Jacky Vike aka Awinja really keeps her personal life very private. All you need to know about her is the content she is creating. Laugh and move on siz.

But this time, she has shared a part of her life about her father who passed away when she was still in school.

Taking Engage Mtaani to Jahmby Koikai she opened up about where they lived growing up and how much she hated it.


"Where I lived crushed my self-esteem. There if you lived a straight life, you were abnormal. There you had to have a man who was a thief to look good and all.

What hurt me the most was most of my friends are single mothers because their men were shot dead. And that made me hate the place I lived. I could not tell my parents because they were already struggling. I do not know how we survived because we ate every day and went to school. But we lived with so much debt. I used to wonder how many gods are there? Which God is this those in Lavington pray to? I hated living in a mud house." The actress narrated

Jacky then opened up about her father and how much of an alcoholic he was.

"My father was a very interesting guy. He would really embarrass us. He was a serious drunkard. There was not one day my mother would not be called to go pick her drunk husband. That was the norm it was not a big deal.


I remember there was a time in Majengo when a lorry full of alcohol fell, he came home so fast carrying alcohol and he told us to run fast. It was the plastic packaging and my dad told us to pick for him and we thought it was fun.

This one time my father, when we had closed school we went to wester. Coming back, my grandmother gave us chicken. There is this belief that if you want your hen to go astray, let it jump a broom and a mwiko and best believe it will come back. This time I forgot and the hen did not come back and we went out there looking for it in the ghetto. Back then there were no thieves.

When he came back at night this time sober, he was told the hen went missing and he said he's living his coming back. Kumbe he went to drink. Coming back he's singing that a thief has stolen and they will get his furry. My dad thought he has threatened the thieves and when the morning came no hen.


The next day in the morning, I went to class and my classmates started singing the song my dad was singing last night. The teacher asked them why they are making noise and the kids said that was the song my father was singing last night and they burst out into laugher. But for me, that thing hurt so bad." Jacky continued

He may have been a lover of his alcohol but he was a family man.

"But all in all, my father was the most loving and caring man, especially to his family. And he valued education so much.

If you wanted to find my father, you would always find him at Majengo bussa place.

I went to high school in Western and he still really struggles to pay school fees even when the salary was Comme ci, comme ├ža."

Then she told the story of how she lost her father and how the news was broken to her.

"One time, I knew my father coming to see me and on that day, the teacher came to call me from class and instead of going to the visiting area, I was called his office and I was told to go home.

I took a bicycle to ushago and my cousin told me my dad has passed on then I feel and my aunty told me to fall the same way when the body comes home.

My father came home one day saying he is feeling cold and my mum light the stove for him and he started warming up and they slept but he never woke up.

After the death of my father, I kept wondering how will I get by with school.
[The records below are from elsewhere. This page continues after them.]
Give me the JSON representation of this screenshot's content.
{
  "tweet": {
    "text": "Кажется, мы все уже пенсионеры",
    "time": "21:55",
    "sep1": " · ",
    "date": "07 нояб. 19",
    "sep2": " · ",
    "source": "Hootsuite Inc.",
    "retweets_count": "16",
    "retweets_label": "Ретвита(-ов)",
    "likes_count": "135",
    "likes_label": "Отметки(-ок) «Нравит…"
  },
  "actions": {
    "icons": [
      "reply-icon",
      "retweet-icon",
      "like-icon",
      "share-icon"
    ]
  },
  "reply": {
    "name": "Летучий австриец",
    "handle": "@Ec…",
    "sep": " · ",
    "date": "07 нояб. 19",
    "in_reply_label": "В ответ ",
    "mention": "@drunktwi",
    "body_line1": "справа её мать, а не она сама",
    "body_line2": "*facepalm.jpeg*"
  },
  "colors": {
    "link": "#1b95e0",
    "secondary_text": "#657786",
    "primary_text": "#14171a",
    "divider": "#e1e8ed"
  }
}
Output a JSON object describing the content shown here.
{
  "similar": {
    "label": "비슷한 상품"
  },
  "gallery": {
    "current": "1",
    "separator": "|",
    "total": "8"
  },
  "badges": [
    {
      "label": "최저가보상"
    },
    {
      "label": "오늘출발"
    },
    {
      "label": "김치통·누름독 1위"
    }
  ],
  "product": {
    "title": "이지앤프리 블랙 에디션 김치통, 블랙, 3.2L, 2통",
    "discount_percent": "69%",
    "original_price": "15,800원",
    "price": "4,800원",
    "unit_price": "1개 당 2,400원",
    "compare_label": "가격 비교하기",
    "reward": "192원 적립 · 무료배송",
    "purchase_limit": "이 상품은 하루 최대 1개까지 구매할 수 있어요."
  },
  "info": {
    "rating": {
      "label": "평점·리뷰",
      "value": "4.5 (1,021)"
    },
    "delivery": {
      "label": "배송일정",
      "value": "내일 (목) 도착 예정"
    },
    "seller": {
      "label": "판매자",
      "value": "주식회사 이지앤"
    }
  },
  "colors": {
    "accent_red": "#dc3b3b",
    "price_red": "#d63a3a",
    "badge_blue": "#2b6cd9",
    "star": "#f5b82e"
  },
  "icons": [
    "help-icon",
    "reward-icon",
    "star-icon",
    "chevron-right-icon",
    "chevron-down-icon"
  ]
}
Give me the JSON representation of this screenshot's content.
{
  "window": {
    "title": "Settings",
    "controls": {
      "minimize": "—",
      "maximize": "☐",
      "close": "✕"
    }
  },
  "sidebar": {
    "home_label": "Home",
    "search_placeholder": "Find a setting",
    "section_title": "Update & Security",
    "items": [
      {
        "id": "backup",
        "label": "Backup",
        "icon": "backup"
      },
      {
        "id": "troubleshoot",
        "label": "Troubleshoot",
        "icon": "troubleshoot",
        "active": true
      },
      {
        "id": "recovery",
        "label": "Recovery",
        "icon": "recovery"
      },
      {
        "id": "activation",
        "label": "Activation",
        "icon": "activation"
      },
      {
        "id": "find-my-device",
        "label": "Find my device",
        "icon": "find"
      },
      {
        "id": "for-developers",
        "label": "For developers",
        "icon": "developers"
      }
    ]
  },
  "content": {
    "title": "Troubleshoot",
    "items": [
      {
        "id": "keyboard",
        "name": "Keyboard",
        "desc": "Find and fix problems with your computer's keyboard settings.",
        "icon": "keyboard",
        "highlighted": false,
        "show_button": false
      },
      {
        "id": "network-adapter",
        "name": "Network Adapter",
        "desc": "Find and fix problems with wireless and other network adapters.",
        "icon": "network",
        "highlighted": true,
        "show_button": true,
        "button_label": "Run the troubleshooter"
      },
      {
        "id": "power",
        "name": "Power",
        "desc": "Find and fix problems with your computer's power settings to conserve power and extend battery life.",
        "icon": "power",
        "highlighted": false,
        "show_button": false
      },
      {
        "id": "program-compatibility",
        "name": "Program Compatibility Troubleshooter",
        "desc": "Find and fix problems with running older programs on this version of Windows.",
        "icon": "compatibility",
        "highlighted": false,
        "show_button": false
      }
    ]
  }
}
But imagine we all went through and she did it all by herself. My mother is my pillar and strength and I would not be here without her."

The place I lived imenijenga sana and I would love to go back and inspire those that are there.